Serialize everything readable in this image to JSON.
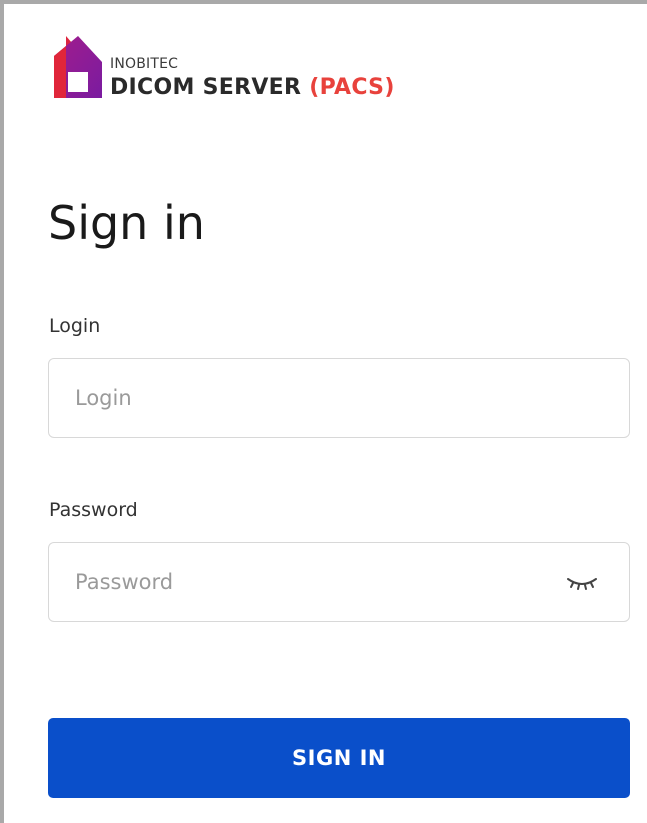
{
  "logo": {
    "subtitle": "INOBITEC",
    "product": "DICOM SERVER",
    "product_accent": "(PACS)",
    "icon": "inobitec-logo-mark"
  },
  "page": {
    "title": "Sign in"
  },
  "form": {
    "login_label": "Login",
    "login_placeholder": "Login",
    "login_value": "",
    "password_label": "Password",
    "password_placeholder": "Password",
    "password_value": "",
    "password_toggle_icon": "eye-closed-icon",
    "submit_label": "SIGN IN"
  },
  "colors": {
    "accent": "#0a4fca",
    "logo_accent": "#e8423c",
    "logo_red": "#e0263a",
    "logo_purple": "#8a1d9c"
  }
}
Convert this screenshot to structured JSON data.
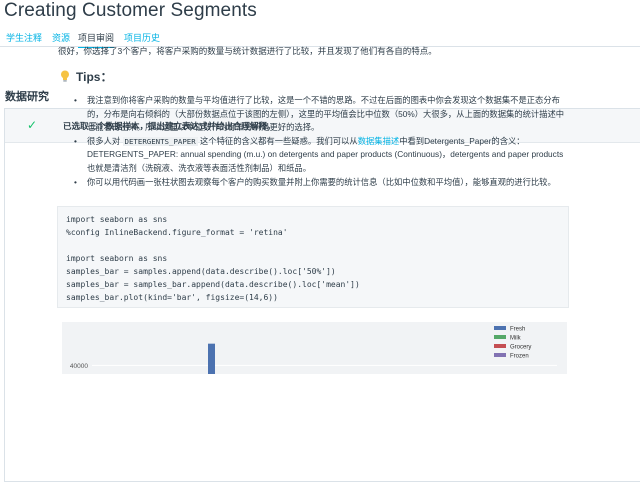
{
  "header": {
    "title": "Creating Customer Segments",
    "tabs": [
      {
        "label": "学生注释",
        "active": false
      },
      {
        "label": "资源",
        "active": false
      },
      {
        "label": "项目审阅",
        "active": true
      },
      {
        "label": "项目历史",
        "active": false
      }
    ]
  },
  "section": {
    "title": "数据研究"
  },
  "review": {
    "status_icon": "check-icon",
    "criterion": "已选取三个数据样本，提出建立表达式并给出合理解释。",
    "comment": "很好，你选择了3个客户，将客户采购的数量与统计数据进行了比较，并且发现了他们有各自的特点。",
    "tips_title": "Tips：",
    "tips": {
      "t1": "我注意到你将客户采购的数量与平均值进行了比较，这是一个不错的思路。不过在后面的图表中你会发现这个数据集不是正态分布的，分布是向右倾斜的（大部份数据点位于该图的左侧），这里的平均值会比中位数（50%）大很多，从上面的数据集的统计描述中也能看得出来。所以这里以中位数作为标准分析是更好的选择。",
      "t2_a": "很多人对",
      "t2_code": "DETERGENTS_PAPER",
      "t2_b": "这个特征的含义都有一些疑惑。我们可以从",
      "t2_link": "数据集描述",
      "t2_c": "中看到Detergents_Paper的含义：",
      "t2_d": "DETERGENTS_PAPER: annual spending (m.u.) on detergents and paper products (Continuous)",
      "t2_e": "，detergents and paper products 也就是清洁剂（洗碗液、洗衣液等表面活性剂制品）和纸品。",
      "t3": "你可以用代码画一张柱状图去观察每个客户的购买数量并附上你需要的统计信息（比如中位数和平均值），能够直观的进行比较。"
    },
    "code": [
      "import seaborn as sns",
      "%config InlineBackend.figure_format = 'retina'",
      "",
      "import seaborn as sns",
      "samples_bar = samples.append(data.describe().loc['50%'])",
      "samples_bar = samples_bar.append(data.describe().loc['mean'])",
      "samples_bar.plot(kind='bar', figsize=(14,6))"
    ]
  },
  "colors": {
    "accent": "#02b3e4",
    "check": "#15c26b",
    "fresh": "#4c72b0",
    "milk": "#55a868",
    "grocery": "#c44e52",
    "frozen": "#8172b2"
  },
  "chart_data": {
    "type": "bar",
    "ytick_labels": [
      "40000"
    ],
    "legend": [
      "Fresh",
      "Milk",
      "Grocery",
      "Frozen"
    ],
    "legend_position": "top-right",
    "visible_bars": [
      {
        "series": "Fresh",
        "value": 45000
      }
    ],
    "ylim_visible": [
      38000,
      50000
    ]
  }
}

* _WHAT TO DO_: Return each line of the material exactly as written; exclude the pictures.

* _SOLUTION_:
Serialize everything readable in this image to JSON.
{
  "logo": {
    "subtitle": "INOBITEC",
    "product": "DICOM SERVER",
    "product_accent": "(PACS)",
    "icon": "inobitec-logo-mark"
  },
  "page": {
    "title": "Sign in"
  },
  "form": {
    "login_label": "Login",
    "login_placeholder": "Login",
    "login_value": "",
    "password_label": "Password",
    "password_placeholder": "Password",
    "password_value": "",
    "password_toggle_icon": "eye-closed-icon",
    "submit_label": "SIGN IN"
  },
  "colors": {
    "accent": "#0a4fca",
    "logo_accent": "#e8423c",
    "logo_red": "#e0263a",
    "logo_purple": "#8a1d9c"
  }
}
Convert this screenshot to structured JSON data.
{
  "header": {
    "title": "Creating Customer Segments",
    "tabs": [
      {
        "label": "学生注释",
        "active": false
      },
      {
        "label": "资源",
        "active": false
      },
      {
        "label": "项目审阅",
        "active": true
      },
      {
        "label": "项目历史",
        "active": false
      }
    ]
  },
  "section": {
    "title": "数据研究"
  },
  "review": {
    "status_icon": "check-icon",
    "criterion": "已选取三个数据样本，提出建立表达式并给出合理解释。",
    "comment": "很好，你选择了3个客户，将客户采购的数量与统计数据进行了比较，并且发现了他们有各自的特点。",
    "tips_title": "Tips：",
    "tips": {
      "t1": "我注意到你将客户采购的数量与平均值进行了比较，这是一个不错的思路。不过在后面的图表中你会发现这个数据集不是正态分布的，分布是向右倾斜的（大部份数据点位于该图的左侧），这里的平均值会比中位数（50%）大很多，从上面的数据集的统计描述中也能看得出来。所以这里以中位数作为标准分析是更好的选择。",
      "t2_a": "很多人对",
      "t2_code": "DETERGENTS_PAPER",
      "t2_b": "这个特征的含义都有一些疑惑。我们可以从",
      "t2_link": "数据集描述",
      "t2_c": "中看到Detergents_Paper的含义：",
      "t2_d": "DETERGENTS_PAPER: annual spending (m.u.) on detergents and paper products (Continuous)",
      "t2_e": "，detergents and paper products 也就是清洁剂（洗碗液、洗衣液等表面活性剂制品）和纸品。",
      "t3": "你可以用代码画一张柱状图去观察每个客户的购买数量并附上你需要的统计信息（比如中位数和平均值），能够直观的进行比较。"
    },
    "code": [
      "import seaborn as sns",
      "%config InlineBackend.figure_format = 'retina'",
      "",
      "import seaborn as sns",
      "samples_bar = samples.append(data.describe().loc['50%'])",
      "samples_bar = samples_bar.append(data.describe().loc['mean'])",
      "samples_bar.plot(kind='bar', figsize=(14,6))"
    ]
  },
  "colors": {
    "accent": "#02b3e4",
    "check": "#15c26b",
    "fresh": "#4c72b0",
    "milk": "#55a868",
    "grocery": "#c44e52",
    "frozen": "#8172b2"
  },
  "chart_data": {
    "type": "bar",
    "ytick_labels": [
      "40000"
    ],
    "legend": [
      "Fresh",
      "Milk",
      "Grocery",
      "Frozen"
    ],
    "legend_position": "top-right",
    "visible_bars": [
      {
        "series": "Fresh",
        "value": 45000
      }
    ],
    "ylim_visible": [
      38000,
      50000
    ]
  }
}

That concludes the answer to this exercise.